art, love and friendship
The Boydell Press £25
Bookshop £22.50 (Use code CT517 )
AFTER a rain-swept summer, we now have the warm colours of
autumn and Tate Britain's high-profile new exhibition
"Pre-Raphaelites: Victorian Avant-Garde", with its roll-call of
As the Pre-Raphaelite Brotherhood (PRB) is back in the public
consciousness, Sue Bradbury's biography of three young artists who
came into the orbit of the Brotherhood is well-timed. Drawing
heavily on family diaries and letters, Bradbury retraces the
interwoven lives and careers of the artist siblings Joanna and
George Boyce, and George's friend Henry Tanworth Wells.
Children who decide to become artists do not always gain
parental approval, but George and Joanna Boyce (born 1826 and 1831
respectively) were lucky exceptions, whose early talent was
encouraged by their prosperous parents, who ensured that their
artistic offspring received the appropriate training.
In an age when "the angel of the house" was the womanly ideal,
Joanna was fortunate to be able to study in Paris under the
renowned history-painter Thomas Couture. As a devout Christian with
a well-developed sense of duty, Joanna was, however, frequently
diverted from her artistic vocation by the demands of her
manipulative mother and sickly younger brother, Bob.
Despite this, Joanna exhibited at the Royal Academy in 1855,
where her PRB-flavoured portrayal of Elgiva, a tenth-century Anglo-
Saxon queen, elicited praise from Ford Madox Brown and John
Joanna's watercolourist brother George also made his mark with
the PRB. His aptitude for vivid colour and detailed observation
made him a natural Pre-Raphaelite ally, and he became a friend and
patron of Rossetti, who even borrowed two of his landscapes as
cribs. But it was George's friend Henry Wells, a portraitist in
miniature, who had the most impact on Joanna.
Not wanting to compromise art for love, Joanna prevaricated
endlessly over Henry's proposals, but the couple eventually married
in 1857, and Joanna embarked on a modern-sounding life of juggling
child-rearing with a painting career. She continued to exhibit
successfully, and became a trenchant art critic for the
Saturday Review, before her early death in 1861.
Keeping her focus firmly on Joanna, Bradbury has written a rare
account of a professional woman artist in this period, interpreted
largely through her own words. Luckily for her biographer, Joanna
was an energetic and eloquent correspondent, who recounted
everything from toothache to family fall-outs, as well as her
artistic struggles.
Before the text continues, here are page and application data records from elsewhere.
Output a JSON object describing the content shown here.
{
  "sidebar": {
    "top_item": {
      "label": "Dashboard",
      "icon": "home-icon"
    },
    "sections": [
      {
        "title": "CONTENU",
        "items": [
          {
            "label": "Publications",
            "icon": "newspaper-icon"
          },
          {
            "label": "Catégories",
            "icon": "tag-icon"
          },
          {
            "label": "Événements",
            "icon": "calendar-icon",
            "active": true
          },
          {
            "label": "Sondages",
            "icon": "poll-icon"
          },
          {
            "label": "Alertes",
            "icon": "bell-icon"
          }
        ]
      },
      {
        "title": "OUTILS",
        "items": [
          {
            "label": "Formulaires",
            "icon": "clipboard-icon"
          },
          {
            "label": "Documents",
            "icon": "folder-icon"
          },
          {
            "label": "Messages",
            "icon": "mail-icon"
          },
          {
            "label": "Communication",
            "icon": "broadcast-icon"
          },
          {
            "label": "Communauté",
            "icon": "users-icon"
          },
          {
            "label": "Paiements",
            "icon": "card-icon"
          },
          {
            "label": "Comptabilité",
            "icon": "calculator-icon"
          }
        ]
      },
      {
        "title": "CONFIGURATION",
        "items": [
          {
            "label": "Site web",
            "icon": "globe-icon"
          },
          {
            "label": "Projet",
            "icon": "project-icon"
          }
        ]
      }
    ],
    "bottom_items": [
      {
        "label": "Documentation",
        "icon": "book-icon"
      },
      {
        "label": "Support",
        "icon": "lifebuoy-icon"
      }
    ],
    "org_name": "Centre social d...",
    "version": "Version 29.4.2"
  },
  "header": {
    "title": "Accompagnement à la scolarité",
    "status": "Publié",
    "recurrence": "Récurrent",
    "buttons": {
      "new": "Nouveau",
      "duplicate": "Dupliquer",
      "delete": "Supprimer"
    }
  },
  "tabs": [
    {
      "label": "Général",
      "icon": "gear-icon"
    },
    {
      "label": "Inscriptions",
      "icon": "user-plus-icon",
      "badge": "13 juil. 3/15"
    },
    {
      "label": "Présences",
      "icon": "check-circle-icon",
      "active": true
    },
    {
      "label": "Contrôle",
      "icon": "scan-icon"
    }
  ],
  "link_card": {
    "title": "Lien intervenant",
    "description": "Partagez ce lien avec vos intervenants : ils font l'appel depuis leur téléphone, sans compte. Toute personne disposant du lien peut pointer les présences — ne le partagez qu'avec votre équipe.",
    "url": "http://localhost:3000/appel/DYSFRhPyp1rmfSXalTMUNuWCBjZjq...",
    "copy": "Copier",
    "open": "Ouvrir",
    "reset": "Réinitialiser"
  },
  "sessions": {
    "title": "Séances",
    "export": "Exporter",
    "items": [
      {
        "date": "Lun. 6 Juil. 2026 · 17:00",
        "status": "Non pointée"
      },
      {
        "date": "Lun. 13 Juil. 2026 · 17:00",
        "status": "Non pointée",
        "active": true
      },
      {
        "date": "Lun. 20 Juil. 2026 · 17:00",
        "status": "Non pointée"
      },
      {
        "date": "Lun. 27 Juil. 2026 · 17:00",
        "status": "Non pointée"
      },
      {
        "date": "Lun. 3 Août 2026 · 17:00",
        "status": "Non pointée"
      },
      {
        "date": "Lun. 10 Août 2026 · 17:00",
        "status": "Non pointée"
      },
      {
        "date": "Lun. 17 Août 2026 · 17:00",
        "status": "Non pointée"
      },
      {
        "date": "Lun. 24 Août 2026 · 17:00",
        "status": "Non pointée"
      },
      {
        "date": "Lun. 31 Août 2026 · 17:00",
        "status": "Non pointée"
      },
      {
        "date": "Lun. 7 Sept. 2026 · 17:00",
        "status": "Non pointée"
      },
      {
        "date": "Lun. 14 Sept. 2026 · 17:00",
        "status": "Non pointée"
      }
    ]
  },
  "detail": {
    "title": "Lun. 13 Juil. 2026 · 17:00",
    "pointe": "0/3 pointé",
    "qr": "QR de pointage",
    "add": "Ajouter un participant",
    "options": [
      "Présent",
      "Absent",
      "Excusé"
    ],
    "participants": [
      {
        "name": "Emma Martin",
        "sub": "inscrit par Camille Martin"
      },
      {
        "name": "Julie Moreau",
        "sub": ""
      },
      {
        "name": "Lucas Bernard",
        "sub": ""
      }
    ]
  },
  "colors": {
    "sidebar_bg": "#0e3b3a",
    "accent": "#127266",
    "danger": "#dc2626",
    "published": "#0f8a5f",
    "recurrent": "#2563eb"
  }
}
Joanna's death signals the end of the book, and
Bradbury concludes with a swift summary of George and Henry's later
Ultimately, this is Joanna's story; with her passing, one
obituarist wrote: "English art has lost more than it knows." Sue
Bradbury, 152 years later, has finally remedied this oversight.
Abigail Willis is the author of The London Garden
Book A-Z (Metro Publications), reviewed on page XVI.